“They’re shutting down 8,000 stores with 175,000 people because something happened in one store, to undertake what appears to be very dangerous educational exercise. It seems to me that’s not only overkill but actually bad practice,” he said.
“Trying to chase down the ghosts of someone’s unconscious bias is quite dangerous — you’re getting into people’s deepest, darkest aspects and corners of their psyche without knowing if that even impacts how they’re acting in the real world.”
“They may be using a sledgehammer on something that requires a scalpel.”
For one, it’s been shown the IAT results are not repeatable, “so they don’t rise to the level of what normal psychological testing should achieve (where) you get the same outcome or similar outcomes within a variance each time it’s taken,” said Brown.
And research has found no correlation between these biases and discriminatory behaviour, he said.
“They’ve not been able to prove that there is a connection to how someone might behave,” said Brown.
“They’ve also concluded there is little evidence that changes in implicit bias have anything to do with changes in a person’s behaviour, meaning after the training is conducted, they have no significant evidence to say that will actually result in behavioural change.”
Finally, researchers have said this test might actually be damaging, he said.
“In a nutshell, the test has been shown to make people more aware of their differences, more racist, if you will…. (it) actually makes people more reticent and more reserved when dealing with people outside their group,” said Brown.
“People begin to start to think of themselves as an identity group instead of part of the team.

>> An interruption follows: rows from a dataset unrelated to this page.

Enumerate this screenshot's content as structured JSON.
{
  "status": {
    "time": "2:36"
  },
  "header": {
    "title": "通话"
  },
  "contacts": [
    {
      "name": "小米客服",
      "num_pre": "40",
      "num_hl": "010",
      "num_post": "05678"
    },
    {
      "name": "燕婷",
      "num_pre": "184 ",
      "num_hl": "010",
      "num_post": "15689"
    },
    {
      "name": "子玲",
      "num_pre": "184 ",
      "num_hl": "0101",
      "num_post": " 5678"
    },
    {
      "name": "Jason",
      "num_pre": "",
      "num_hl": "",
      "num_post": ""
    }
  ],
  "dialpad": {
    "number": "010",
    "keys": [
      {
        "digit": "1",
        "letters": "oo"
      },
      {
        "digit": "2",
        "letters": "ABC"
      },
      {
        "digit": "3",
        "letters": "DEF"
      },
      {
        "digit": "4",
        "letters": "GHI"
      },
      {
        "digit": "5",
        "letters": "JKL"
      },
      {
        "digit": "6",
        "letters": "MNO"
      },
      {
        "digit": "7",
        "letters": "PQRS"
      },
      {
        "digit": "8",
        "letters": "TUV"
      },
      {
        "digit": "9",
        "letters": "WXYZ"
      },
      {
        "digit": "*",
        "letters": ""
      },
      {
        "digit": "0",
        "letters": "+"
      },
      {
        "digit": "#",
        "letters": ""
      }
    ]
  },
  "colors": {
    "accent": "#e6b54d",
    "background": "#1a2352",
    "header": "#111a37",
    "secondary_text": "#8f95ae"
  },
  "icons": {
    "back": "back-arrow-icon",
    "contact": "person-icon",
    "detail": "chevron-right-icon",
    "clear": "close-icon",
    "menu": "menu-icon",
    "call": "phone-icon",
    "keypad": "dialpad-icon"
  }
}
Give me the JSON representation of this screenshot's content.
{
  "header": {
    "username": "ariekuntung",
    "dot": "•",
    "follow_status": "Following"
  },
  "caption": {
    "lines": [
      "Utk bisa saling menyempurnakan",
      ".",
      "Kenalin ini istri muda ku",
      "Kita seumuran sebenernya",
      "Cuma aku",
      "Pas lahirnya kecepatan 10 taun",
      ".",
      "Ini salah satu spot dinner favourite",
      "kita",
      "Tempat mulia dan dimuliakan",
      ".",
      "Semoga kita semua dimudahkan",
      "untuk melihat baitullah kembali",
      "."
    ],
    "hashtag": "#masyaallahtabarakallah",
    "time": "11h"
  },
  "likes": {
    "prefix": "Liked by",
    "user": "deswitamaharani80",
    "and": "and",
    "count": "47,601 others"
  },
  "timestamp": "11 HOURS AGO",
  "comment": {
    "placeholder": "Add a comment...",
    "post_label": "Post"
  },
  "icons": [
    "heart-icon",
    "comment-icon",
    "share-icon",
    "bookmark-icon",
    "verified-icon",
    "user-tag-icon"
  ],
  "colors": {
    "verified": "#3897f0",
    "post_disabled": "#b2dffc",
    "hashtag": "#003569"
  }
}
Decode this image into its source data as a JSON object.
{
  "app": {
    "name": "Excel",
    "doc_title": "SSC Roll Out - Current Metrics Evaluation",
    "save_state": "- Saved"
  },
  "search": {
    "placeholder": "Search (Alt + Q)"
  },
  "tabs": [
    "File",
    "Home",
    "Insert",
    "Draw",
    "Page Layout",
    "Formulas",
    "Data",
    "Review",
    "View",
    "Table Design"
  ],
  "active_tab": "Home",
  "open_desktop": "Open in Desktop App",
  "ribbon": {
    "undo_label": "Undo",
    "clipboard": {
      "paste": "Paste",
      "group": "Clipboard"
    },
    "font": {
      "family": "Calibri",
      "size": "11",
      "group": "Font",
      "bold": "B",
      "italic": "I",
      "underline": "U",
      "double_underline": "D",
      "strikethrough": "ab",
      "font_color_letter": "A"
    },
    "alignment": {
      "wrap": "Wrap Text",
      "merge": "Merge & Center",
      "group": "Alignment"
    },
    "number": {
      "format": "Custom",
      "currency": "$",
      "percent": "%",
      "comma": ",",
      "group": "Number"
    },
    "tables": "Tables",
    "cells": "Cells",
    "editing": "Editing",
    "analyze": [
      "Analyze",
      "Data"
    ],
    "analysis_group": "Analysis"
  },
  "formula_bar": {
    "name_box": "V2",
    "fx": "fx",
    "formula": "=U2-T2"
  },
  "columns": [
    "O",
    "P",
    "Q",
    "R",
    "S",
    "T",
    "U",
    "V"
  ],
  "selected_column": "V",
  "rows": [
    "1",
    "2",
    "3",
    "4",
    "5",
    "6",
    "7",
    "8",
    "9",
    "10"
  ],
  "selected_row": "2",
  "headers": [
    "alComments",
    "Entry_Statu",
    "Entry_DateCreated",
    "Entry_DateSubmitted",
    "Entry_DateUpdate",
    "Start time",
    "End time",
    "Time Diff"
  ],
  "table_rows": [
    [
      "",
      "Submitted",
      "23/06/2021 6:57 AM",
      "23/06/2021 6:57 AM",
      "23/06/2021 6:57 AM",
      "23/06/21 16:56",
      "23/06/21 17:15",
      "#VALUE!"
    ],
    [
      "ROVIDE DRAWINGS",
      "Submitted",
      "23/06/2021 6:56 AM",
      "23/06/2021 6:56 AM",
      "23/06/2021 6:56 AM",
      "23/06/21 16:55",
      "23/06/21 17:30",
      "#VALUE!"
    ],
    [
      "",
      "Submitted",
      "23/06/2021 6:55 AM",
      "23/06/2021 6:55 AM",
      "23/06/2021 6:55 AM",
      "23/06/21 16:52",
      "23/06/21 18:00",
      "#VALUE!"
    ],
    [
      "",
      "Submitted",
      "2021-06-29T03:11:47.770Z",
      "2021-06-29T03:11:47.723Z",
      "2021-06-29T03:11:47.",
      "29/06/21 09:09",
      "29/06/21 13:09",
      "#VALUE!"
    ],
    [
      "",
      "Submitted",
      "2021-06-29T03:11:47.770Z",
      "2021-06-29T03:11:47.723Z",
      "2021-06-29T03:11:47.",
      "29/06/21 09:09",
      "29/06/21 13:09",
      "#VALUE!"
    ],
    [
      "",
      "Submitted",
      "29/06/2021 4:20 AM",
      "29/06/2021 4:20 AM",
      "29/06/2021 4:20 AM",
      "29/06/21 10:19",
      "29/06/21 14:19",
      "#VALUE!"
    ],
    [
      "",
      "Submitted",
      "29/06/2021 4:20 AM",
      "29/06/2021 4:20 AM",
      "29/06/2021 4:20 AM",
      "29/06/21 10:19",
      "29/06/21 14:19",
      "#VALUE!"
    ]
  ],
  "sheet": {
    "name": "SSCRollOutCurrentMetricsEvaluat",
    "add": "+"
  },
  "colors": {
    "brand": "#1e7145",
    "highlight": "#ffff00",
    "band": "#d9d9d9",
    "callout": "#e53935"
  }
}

They become very self-conscious about their differences from other identity groups within the workforce.”
Employers considering this type of training are advised to stay clear, said Brown.
“There are likely better ways to achieve the goals you are seeking to achieve of a harmonious and discrimination-free workplace. Unfortunately, this particular tool and industry that’s grown up around it provides the risk that you actually take your workforce in the opposite direction.”
Starbucks to be commended
But Ann Divine, CEO of Ashanti Leadership & Professional Development Services in Halifax, is a big believer in the power of unconscious bias training.
“It’s not the be-all-and-end-all, it’s (about) constantly working together, being aware of our own personal biases, our own prejudices, the way we are raised, the influence that social media has on us. We are unaware of how much we take in, and how we actually behave towards each other.”
People can change, but they must be willing to open themselves up to new learning, she said.
“We must be able to say, ‘This is what I discovered about myself today, that I am biased, that I do treat people differently and I would like you to call me out if you see that I’m doing something that is not right.’”
Unconscious bias comes from social stereotypes, attitudes and opinions, she said. It’s the stigma people form of other people, and how they perceive their social location, culture and upbringing.
“We’re not consciously aware of it, it’s just there in the background,” said Divine.
“Initially, it was a way of protecting us so we can decide who we can trust and how we can learn to protect ourselves, but as we evolve as human beings, things have changed. And the fact is every one of us is biased, all human beings, we are inherently biased, profoundly biased towards each other. We prefer to be with people who look most like us, those who conduct themselves and behave like us.”
Starbucks’ efforts are to be commended, said Divine.
“(The CEO) has raised that level of awareness, not just for Starbucks, but people of other organizations to think when situations like this occur: ‘What is it we need to do?’ Recognizing that this doesn’t just affect one individual or the individuals involved, it impacts an entire workforce, it impacts an entire community, and, therefore, we must address it and address it immediately.”